Organisations Lack Ability to Investigate Compliance Violations and Network Security Breaches

New regulations increasingly require organisations to monitor and document network activities to ensure compliance. Nevertheless, a recent survey by Network Instruments, a provider of network monitoring and analysis solutions, found that only 16 per cent of network professionals feel confident their current network tools are efficient enough to validate and support data compliance with government regulations.

In the survey involving over 125 industry professionals including CIOs, engineers, and IT managers from Europe and North America, 40 per cent of respondents indicated a need to improve their ability to track network security breaches.

In coming years, security and compliance will become an increasing burden on IT departments with government regulatory acts such as Sarbanes Oxley (SOX), HIPAA and BASEL II forcing companies throughout the world to actively investigate and document any violation that occurs on the network.

"Undoubtedly, compliance has an influential impact on the entire IT infrastructure," said Ian Cummins, European sales director for Network Instruments. "Effective retrospective analysis, monitoring and troubleshooting tools can help support IT's role in compliance by providing a mechanism for monitoring and documenting financial and other activity on the network, streamlining the enforcement process and providing network managers with the ability to validate and provide evidence for compliance and security issues."

Corporate network users are one of the most common causes of compliance breaches.
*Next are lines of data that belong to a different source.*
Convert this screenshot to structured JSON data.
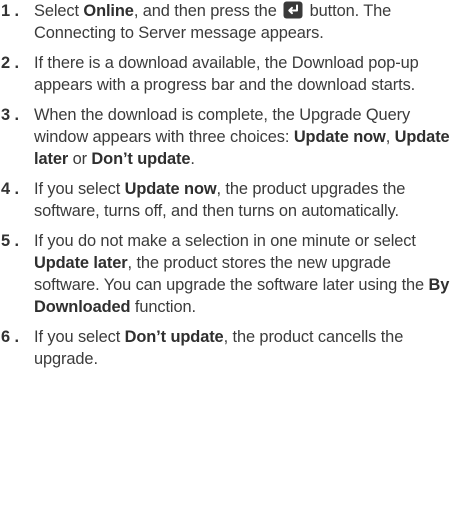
{
  "steps": [
    {
      "number": "1 .",
      "parts": [
        {
          "t": "Select "
        },
        {
          "b": "Online"
        },
        {
          "t": ", and then press the "
        },
        {
          "icon": "enter-button-icon"
        },
        {
          "t": " button. The Connecting to Server message appears."
        }
      ]
    },
    {
      "number": "2 .",
      "parts": [
        {
          "t": "If there is a download available, the Download pop-up appears with a progress bar and the download starts."
        }
      ]
    },
    {
      "number": "3 .",
      "parts": [
        {
          "t": "When the download is complete, the Upgrade Query window appears with three choices: "
        },
        {
          "b": "Update now"
        },
        {
          "t": ", "
        },
        {
          "b": "Update later"
        },
        {
          "t": " or "
        },
        {
          "b": "Don’t update"
        },
        {
          "t": "."
        }
      ]
    },
    {
      "number": "4 .",
      "parts": [
        {
          "t": "If you select "
        },
        {
          "b": "Update now"
        },
        {
          "t": ", the product upgrades the software, turns off, and then turns on automatically."
        }
      ]
    },
    {
      "number": "5 .",
      "parts": [
        {
          "t": "If you do not make a selection in one minute or select "
        },
        {
          "b": "Update later"
        },
        {
          "t": ", the product stores the new upgrade software. You can upgrade the software later using the "
        },
        {
          "b": "By Downloaded"
        },
        {
          "t": " function."
        }
      ]
    },
    {
      "number": "6 .",
      "parts": [
        {
          "t": "If you select "
        },
        {
          "b": "Don’t update"
        },
        {
          "t": ", the product cancells the upgrade."
        }
      ]
    }
  ]
}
Breaches can include disabling a security client, introducing malware into the network or even leaving a workstation unlocked when the user is away from their desk. 30 per cent of respondents expressed an inability to enforce internal HR policies, indicating many organisations may not have the tools required to monitor and report on unauthorised network and internet behaviour and ensure that corporate network policies are met.

Retrospective network analysis tools, such as Network Instruments' GigaStor, provide continuous packet captures containing days, weeks, or months worth of network data. They can then sift quickly through the massive amounts of traffic to find the specific policy violation or anomalous traffic causing any network degradation, eliminating the need to recreate the problem. This ability to carry out historical analysis and reconstruct data streams is extremely valuable not only for monitoring and detecting whether a security breach or access violation has taken place but also for demonstrating compliance management to auditors.